Non-banking-financial institutions (“NBFCs”) face a serious setback after the judgment of the Supreme Court this Monday (11 January 2010) in Southern Technologies Ltd. v. JCIT. This blog has discussed a long-standing controversy in Indian law on the treatment of “sticky” advances. It is useful to briefly recapitulate the contours of this controversy before considering the impact of the Supreme Court’s judgment in Southern Technologies. Four circumstances are relevant in this connection – the jurisprudence of the Supreme Court on the “real income theory”, a set of circulars issued by the CBDT on the treatment of “sticky” interest, the provisions of the Income Tax Act, 1961, and directions issued by the RBI in 1998 on the treatment of NPAs.
Of the entire sum of money that is lent to various borrowers by banks and NBFCs, a significant part of the interest payable is considered “sticky”, for it represents interest on principal that is unlikely to be recovered, and which the borrower has not serviced for some length of time. Under certain circumstances, these sticky advances are considered “Non-Performing Assets” (NPA) and in other cases, are written off entirely as bad debts. The latter case presents no difficulty, since a bad debt is a deductible business expenditure, provided it is written off bona fide. However, assessees argued that sticky loans do not constitute “income” in the first place, and relied for this purpose on the “real income theory”, which posits that the classification of a receipt as an income must bear some relationship to commercial reality. In 1952, the CBDT issued a circular clarifying that interest entered in the suspense account by an assessee is not part of total income, because of the “extreme unlikelihood” in recovering the principal. This circular was withdrawn in 1978. In 1986, the Supreme Court, in State Bank of Travancore v. CIT, partly relied on this withdrawal to hold that the real income theory does not support the proposition that sticky interest is non-taxable. However, the CBDT, in 1984, had issued another circular clarifying that interest on loans that have not been repaid for three successive years is not taxable. As the Court in SBT had not noticed this circular, the case was overruled in 1999, and again in 2006. However, what is significant is that this was not an unqualified approval of the real income theory, but rather a decision that the particular circulars applied to banks to the extent specified in those circulars.

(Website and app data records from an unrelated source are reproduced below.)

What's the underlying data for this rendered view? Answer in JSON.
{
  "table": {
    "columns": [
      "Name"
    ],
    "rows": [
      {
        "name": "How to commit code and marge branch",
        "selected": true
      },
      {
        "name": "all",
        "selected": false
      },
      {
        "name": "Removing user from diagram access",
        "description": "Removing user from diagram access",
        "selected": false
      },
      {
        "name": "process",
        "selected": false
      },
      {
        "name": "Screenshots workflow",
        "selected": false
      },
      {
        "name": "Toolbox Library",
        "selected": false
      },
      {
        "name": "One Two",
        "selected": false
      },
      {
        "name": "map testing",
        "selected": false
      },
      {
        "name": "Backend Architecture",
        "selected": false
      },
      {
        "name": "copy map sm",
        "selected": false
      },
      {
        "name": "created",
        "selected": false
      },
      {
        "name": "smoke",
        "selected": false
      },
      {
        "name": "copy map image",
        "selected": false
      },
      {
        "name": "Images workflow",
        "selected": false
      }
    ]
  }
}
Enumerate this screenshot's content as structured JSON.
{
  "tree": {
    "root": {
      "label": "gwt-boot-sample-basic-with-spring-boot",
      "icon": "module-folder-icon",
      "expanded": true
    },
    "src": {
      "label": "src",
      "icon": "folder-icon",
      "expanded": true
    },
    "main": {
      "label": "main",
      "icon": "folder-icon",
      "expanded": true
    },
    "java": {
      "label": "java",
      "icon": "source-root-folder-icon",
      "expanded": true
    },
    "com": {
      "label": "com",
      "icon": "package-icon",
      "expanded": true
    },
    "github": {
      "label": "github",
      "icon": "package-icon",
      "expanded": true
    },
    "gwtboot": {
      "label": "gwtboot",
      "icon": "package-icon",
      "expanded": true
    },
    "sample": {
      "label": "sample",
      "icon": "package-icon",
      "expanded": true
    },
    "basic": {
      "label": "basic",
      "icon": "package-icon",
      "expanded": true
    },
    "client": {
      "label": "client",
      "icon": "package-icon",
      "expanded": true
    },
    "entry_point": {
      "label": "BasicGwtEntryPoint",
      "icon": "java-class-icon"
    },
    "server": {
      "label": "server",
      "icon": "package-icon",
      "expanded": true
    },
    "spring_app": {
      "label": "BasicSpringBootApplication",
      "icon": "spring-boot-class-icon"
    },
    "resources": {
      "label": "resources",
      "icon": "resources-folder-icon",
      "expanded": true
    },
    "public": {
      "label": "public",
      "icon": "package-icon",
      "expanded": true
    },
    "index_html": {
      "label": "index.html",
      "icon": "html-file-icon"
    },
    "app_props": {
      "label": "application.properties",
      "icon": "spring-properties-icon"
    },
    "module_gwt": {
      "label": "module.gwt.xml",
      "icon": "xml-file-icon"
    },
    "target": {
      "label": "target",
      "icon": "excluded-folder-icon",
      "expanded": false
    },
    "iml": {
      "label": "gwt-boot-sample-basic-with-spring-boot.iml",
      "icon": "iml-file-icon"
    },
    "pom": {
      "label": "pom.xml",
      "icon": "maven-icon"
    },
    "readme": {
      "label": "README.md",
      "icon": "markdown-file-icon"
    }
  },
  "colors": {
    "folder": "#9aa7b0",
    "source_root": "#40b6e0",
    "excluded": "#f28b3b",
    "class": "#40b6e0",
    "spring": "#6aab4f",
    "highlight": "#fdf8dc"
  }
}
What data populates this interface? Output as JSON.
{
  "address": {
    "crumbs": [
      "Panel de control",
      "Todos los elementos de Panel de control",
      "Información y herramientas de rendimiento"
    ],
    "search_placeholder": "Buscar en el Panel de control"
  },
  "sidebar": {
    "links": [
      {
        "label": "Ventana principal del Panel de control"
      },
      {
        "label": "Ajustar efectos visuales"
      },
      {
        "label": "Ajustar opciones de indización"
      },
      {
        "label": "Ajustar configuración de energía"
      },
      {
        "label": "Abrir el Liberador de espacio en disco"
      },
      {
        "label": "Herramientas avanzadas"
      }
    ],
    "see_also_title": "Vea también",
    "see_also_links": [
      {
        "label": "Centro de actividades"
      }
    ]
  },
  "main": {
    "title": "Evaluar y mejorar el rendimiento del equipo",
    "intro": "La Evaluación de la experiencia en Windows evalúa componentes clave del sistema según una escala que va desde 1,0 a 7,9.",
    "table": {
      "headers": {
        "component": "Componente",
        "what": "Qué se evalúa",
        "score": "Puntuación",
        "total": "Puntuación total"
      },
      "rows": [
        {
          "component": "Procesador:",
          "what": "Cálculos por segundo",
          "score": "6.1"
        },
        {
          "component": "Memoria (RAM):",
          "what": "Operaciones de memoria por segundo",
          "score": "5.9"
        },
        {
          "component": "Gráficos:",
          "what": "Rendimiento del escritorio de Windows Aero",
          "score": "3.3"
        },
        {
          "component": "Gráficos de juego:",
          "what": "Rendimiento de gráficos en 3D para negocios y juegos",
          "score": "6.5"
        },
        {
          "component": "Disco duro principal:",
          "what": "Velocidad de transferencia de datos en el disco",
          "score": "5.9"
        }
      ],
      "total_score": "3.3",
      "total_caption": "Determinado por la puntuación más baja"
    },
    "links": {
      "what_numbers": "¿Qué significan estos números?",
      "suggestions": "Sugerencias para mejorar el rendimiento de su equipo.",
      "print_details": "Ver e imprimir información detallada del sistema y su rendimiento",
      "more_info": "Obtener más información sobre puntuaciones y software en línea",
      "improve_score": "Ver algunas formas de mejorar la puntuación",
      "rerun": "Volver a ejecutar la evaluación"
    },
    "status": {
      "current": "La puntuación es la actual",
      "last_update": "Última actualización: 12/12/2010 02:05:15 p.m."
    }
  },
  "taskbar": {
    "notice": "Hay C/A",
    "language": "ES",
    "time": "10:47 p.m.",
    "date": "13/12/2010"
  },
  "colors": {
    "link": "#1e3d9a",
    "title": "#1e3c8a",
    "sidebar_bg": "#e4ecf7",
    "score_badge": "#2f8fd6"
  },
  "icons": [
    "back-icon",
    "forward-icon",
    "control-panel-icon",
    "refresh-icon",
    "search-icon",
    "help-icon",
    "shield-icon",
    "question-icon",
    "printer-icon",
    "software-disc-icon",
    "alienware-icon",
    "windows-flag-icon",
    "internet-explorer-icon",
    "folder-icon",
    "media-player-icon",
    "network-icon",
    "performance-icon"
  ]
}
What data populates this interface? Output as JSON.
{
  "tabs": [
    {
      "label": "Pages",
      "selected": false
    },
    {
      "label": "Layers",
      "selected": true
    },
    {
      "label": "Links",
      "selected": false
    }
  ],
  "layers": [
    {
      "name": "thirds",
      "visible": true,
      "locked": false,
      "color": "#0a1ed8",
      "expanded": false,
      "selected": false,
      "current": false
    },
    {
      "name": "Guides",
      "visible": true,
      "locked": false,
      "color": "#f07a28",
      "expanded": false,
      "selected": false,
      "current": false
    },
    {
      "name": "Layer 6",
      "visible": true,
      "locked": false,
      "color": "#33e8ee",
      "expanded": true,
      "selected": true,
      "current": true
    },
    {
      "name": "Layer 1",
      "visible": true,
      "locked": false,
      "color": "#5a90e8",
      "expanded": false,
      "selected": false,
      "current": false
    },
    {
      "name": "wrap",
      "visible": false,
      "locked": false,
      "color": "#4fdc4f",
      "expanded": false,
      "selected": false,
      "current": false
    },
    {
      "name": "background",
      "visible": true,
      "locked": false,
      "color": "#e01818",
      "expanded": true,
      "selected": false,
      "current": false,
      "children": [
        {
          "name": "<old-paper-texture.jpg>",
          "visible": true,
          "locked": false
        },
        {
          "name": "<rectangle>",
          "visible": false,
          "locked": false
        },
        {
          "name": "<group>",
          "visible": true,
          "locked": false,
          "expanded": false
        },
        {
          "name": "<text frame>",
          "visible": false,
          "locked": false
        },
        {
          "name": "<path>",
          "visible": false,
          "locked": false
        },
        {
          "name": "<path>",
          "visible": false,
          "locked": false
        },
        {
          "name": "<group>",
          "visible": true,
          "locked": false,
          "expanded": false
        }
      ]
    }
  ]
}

A series of retrospective amendments to the Income Tax Act added to the lack of clarity in this area. S. 36(1)(vii) of the Act originally provided that the amount of any bad debt written off in the accounts of the assessee as irrecoverable is a deductible expense. However, an Explanation was added to this provision in 2001 with retrospective effect, providing that this does not include a “provision” for bad debts. In 1997, an amendment with retrospective effect from 1989 added clause vii(a), which provided that a scheduled bank could deduct provisions for bad and doubtful debts upto a specified percentage. S. 43D was also amended in 1999 to provide that income in relation to categories of bad and doubtful debts prescribed by the Reserve Bank of India are chargeable to tax only when the income is actually received by the scheduled bank or credited to the Profit & Loss account in its books. Notably, neither s. 36(1)(viia) nor s. 43D applies to NBFCs. To complete the account of the circumstances that led to Southern Technologies, it is relevant to refer to what turned out to be the crux of the controversy – the effect of the 1998 directions of the RBI. In these Directions, the RBI defined an NPA as “any asset in respect of which interest has remained due for more than six months”, and directed NBFCs to recognise these assets as income only when income is actually received. By virtue of s. 45Q of the RBI Act, these Directions override all laws to the contrary.
In Southern Technologies, NBFCs relied on all these circumstances to challenge the taxability of NPAs and other sticky assets. In particular, assessees argued that the beneficial provisions of s. 36(1)(viia) and s. 43D must be construed to be applicable to NBFCs as well, and that confining their application to banks violates Art. 14 of the Constitution. In short, NBFCs contended that they were on exactly the same footing as banks for the purposes of the treatment of NPAs, and that the differentia between banks and NBFCs in this provision lacks any rational nexus. The assessees also relied on the real income theory to suggest that sticky interest is non-taxable. The Supreme Court rejected all these contentions and held that such income is taxable.
In a subsequent post, I will analyse the decision of the Supreme Court in greater detail, which, with respect, does not appear to be entirely correct. The following is a summary of the decision of the Court:
(a) The RBI Directions do not have any relevance to the treatment of taxable income, for the RBI Act and the IT Act operate in different fields. The RBI Act overrides the Companies Act, 1956, to the extent of presentation of accounts, but does not override the Income Tax Act.
(b) The distinction between banks and NBFCs in ss. 36(1)(viia) and 43D is not violative of Art. 14 of the Constitution.
(c) The “real income” theory requires courts to recognise that a mere provision for bad and doubtful doubts is not a “real” expense that may be deducted.
(d) Section 37 does not apply to cases that fall within s. 36 but are specifically excluded by an Explanation.
This decision appears to have settled the latest chapter in a long-standing and complex controversy on the treatment of sticky interest. I will examine the reasons the court cites in greater detail in a subsequent post.